# TASK TO COMPLETE
After reading the records, print them all again exactly as they stand.

++++ DATASET EXCERPTS

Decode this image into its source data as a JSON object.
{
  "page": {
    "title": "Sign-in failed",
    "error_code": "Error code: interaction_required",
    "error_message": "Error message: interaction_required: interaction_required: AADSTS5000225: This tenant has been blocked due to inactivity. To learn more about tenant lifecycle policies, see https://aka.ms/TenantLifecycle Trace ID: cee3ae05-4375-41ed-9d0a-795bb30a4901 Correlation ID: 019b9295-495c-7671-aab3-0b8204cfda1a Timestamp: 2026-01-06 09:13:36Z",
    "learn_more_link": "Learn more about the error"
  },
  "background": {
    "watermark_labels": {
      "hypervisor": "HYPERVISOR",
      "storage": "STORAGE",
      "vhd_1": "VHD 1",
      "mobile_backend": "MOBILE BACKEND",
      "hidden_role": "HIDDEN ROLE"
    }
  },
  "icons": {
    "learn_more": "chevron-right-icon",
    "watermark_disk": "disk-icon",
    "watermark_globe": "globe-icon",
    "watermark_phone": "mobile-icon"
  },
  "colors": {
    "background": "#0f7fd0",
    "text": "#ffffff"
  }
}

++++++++

# EXERCISE RESPONSE
Decode this image into its source data as a JSON object.
{
  "page": {
    "title": "Sign-in failed",
    "error_code": "Error code: interaction_required",
    "error_message": "Error message: interaction_required: interaction_required: AADSTS5000225: This tenant has been blocked due to inactivity. To learn more about tenant lifecycle policies, see https://aka.ms/TenantLifecycle Trace ID: cee3ae05-4375-41ed-9d0a-795bb30a4901 Correlation ID: 019b9295-495c-7671-aab3-0b8204cfda1a Timestamp: 2026-01-06 09:13:36Z",
    "learn_more_link": "Learn more about the error"
  },
  "background": {
    "watermark_labels": {
      "hypervisor": "HYPERVISOR",
      "storage": "STORAGE",
      "vhd_1": "VHD 1",
      "mobile_backend": "MOBILE BACKEND",
      "hidden_role": "HIDDEN ROLE"
    }
  },
  "icons": {
    "learn_more": "chevron-right-icon",
    "watermark_disk": "disk-icon",
    "watermark_globe": "globe-icon",
    "watermark_phone": "mobile-icon"
  },
  "colors": {
    "background": "#0f7fd0",
    "text": "#ffffff"
  }
}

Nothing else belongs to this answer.